I’m back after a break (and thanks to Mike Hale for handling the column in my absence) with an account of two of the most famous political allegories of the 1950s, Fred Zinnemann’s “High Noon” (1952) and Don Siegel’s “Invasion of the Body Snatchers” (1956). Conveniently enough, both are coming out this week as the first offerings from the Republic Pictures collection to be published (in standard def and Blu-ray) by Olive Films. As it happens, neither film is a Republic production, but rather are among the many titles that have accrued to the Republic library as it has been bought, sold and bartered over several decades. I hope Olive will eventually get around to burrowing deeper into the actual Republic output — they do have Blu-ray releases scheduled for four of the George Sherman/John Wayne “Three Mesquiteer” westerns for later this year — but that will probably depend on what masters are being made available for licensing by Paramount, the studio where the Republic library currently resides.

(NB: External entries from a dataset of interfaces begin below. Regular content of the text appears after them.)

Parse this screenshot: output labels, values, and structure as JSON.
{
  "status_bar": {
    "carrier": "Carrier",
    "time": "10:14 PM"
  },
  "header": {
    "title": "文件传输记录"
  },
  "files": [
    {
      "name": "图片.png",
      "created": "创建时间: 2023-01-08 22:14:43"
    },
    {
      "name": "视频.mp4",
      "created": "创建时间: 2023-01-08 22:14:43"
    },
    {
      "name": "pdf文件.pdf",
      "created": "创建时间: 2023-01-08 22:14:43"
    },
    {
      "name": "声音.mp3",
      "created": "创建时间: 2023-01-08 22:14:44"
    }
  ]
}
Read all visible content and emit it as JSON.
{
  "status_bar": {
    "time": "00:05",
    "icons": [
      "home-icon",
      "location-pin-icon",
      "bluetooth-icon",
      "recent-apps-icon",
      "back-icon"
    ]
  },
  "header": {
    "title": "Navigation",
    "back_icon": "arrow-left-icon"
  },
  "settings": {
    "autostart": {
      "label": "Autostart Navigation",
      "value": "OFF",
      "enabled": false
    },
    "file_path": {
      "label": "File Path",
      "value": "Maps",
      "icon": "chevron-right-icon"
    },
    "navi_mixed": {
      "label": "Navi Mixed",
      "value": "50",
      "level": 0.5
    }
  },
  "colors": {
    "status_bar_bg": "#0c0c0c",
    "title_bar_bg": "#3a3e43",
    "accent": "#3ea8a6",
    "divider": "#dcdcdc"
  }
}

It would be comforting to know what kind of shape the Republic films are in (they include quite a few important late titles by directors like Frank Borzage, Allan Dwan, John Ford, William A. Seiter, Alfred Santell and other major studio veterans) as well as a storehouse of delights from homegrown Republic directors like Sherman, William Witney, Joe Kane, John Auer, John English, Philip Ford and others yet to be discovered. A lot of these titles were severely recut for television release in the 50s and 60s, and on those occasions when Republic films do turn up on cable or streaming video, they are almost always the mangled versions. Does decent 35-millimeter material exist on these films? So far, Paramount has not been terribly forthcoming, but now that Olive is mixing in as a sub-licencor, maybe we’ll see some action on that front.
As the half-sheet poster above suggests, “Invasion” seems ripe for revival as a Broadway musical. I can already hear the Alan Menken score, with Miles’s power pop ballad “I Never Knew Fear Until I Kissed Becky,” Dr. Kauffman’s second act soliloquy, ” Love, Desire, Ambition, Faith (Without Them, Life’s So Simple),” and of course, the grand finale, “You’re Next! You’re Next! You’re Next!” performed by a chorus line of dancing pods (perhaps they could coax the bananas from “The Gang’s All Here” out of retirement, and give them a quick makeover).
The possibilities are endless and my column, before I get too carried away, is here.